President of the Industrial Court, Deborah Thomas-Felix yesterday called for the country to “collectively and urgently” address the root causes of crime and its impact on business and economic development and devise mechanisms to protect business owners and workers from these growing incidences of crime.”
She also called on the country’s trade unions to improve their ability to “clinically and thoroughly” analyse the financial reports of companies where they represented workers so they could have “a more panoramic understanding” of the company’s financial state and provide their members with “a realistic and comprehensive report...of what is actually taking place in the company and in so doing, better represent them.”
Thomas-Felix was delivering the address at a special sitting of the Industrial Court to mark the opening of the court’s Law Term.
She also called for improved dialogue between business and labour, saying this was the time “for all hands to be on deck.”
Thomas-Felix, later, welcomed the decision of the Labour Movement to rejoin the National Tripartite Council of Trinidad and Tobago (NTAC). She said, “These relationships should be aimed at developing strategies that can impact on the survival and profitability of businesses and the promotion of sustainable, equitable economic growth in Trinidad and Tobago.”
Speaking on economic inequality in TT, she said that as the country deals with the fall in energy prices and other challenges, “The gap between the haves and the have-nots is widening.”
Thomas-Felix talked about the possible link between poverty, inequality and crime, saying that crime and poverty have always been closely linked in this country, adding, “Despite our gains made in development, there is a shrinking middle class and an increasing number of poor citizens, including those who can be defined as the ‘working poor’–those who are employed but are still living below the poverty line.”
She said crime created instability and fostered a semi-permanent culture of fear among citizens.
“Critically, this instability and fear also permeate specific sectors, particularly the business sector as they depress the entrepreneurial spirit, incur tremendous costs in terms of security provisions, limit customer activity and purchasing power and work to generally prevent businesses from thriving, particularly small businesses.”

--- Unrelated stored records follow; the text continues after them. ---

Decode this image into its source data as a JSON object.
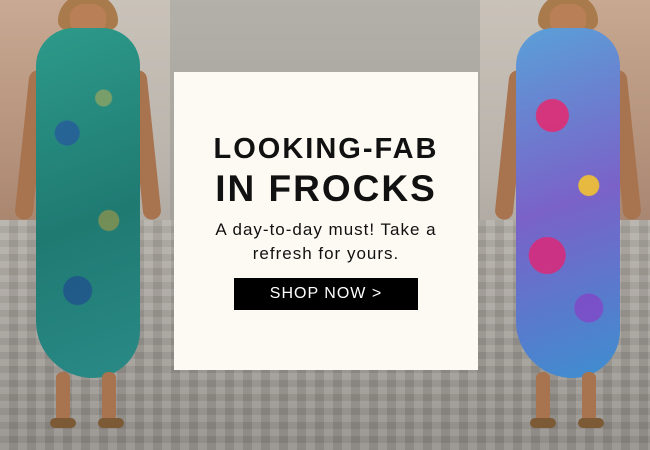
{
  "banner": {
    "headline_line1": "LOOKING-FAB",
    "headline_line2": "IN FROCKS",
    "subtext": "A day-to-day must! Take a refresh for yours.",
    "cta_label": "SHOP NOW >"
  },
  "colors": {
    "card_bg": "#fdfaf3",
    "cta_bg": "#000000",
    "cta_text": "#ffffff",
    "text": "#111111"
  }
}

She said the country must “collectively and urgently address the root causes of this crisis.”